ABOUT THIS TASK: Return the line that has "Serialize everything readable" and all lines below it through the last, exactly as they stand; omit pictures.

DATA SECTION:
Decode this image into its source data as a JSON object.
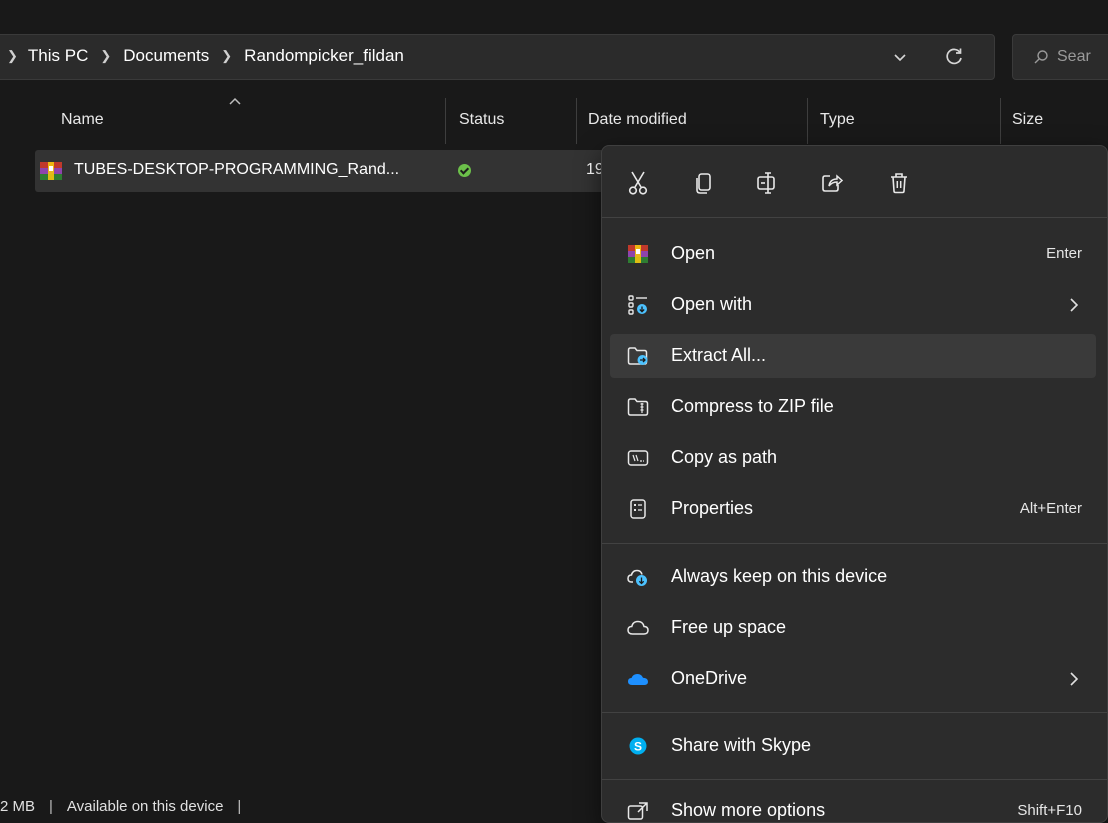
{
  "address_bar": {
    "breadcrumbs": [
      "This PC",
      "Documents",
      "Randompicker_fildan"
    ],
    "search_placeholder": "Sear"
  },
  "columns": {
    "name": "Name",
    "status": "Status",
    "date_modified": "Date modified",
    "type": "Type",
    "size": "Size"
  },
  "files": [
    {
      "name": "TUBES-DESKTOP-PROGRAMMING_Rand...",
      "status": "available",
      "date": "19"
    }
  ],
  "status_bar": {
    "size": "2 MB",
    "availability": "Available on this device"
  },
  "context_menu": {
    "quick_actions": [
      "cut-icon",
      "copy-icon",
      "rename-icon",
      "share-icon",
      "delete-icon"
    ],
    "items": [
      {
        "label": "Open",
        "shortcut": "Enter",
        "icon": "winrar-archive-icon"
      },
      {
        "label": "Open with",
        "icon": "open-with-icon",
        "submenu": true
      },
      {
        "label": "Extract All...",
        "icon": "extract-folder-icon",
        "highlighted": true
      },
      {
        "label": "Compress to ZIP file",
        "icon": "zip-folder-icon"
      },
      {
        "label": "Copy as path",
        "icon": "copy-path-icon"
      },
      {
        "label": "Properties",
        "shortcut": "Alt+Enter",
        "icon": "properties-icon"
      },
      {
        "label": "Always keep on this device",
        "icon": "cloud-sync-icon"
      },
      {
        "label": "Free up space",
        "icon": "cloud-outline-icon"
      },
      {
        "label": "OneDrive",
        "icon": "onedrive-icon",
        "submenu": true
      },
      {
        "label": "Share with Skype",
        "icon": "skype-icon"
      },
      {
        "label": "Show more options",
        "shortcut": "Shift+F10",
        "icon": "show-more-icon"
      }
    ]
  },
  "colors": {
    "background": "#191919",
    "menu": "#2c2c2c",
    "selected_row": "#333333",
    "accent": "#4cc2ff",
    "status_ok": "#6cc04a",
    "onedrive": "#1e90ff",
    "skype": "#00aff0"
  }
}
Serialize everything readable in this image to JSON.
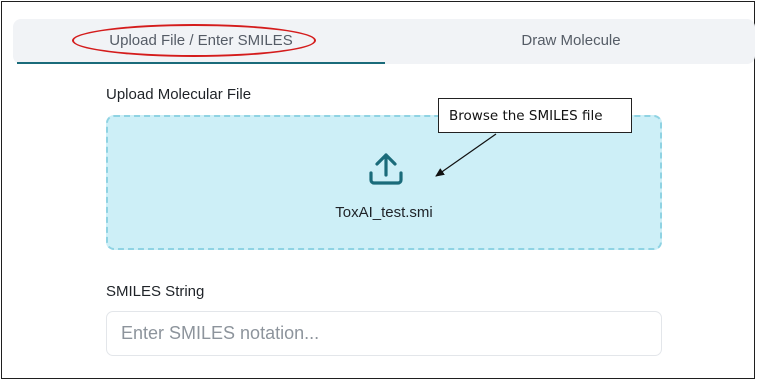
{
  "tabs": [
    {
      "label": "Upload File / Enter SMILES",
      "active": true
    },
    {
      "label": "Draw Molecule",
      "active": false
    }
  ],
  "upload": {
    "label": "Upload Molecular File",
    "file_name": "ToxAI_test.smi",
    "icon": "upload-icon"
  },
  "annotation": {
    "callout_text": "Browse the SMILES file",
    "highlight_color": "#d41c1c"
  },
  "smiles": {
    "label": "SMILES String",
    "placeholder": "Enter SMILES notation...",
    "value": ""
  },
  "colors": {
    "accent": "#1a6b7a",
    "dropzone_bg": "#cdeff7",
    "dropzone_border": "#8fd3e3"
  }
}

SOLVED EXERCISE:
Serialize everything readable in this image to JSON.
{
  "tabs": [
    {
      "label": "Upload File / Enter SMILES",
      "active": true
    },
    {
      "label": "Draw Molecule",
      "active": false
    }
  ],
  "upload": {
    "label": "Upload Molecular File",
    "file_name": "ToxAI_test.smi",
    "icon": "upload-icon"
  },
  "annotation": {
    "callout_text": "Browse the SMILES file",
    "highlight_color": "#d41c1c"
  },
  "smiles": {
    "label": "SMILES String",
    "placeholder": "Enter SMILES notation...",
    "value": ""
  },
  "colors": {
    "accent": "#1a6b7a",
    "dropzone_bg": "#cdeff7",
    "dropzone_border": "#8fd3e3"
  }
}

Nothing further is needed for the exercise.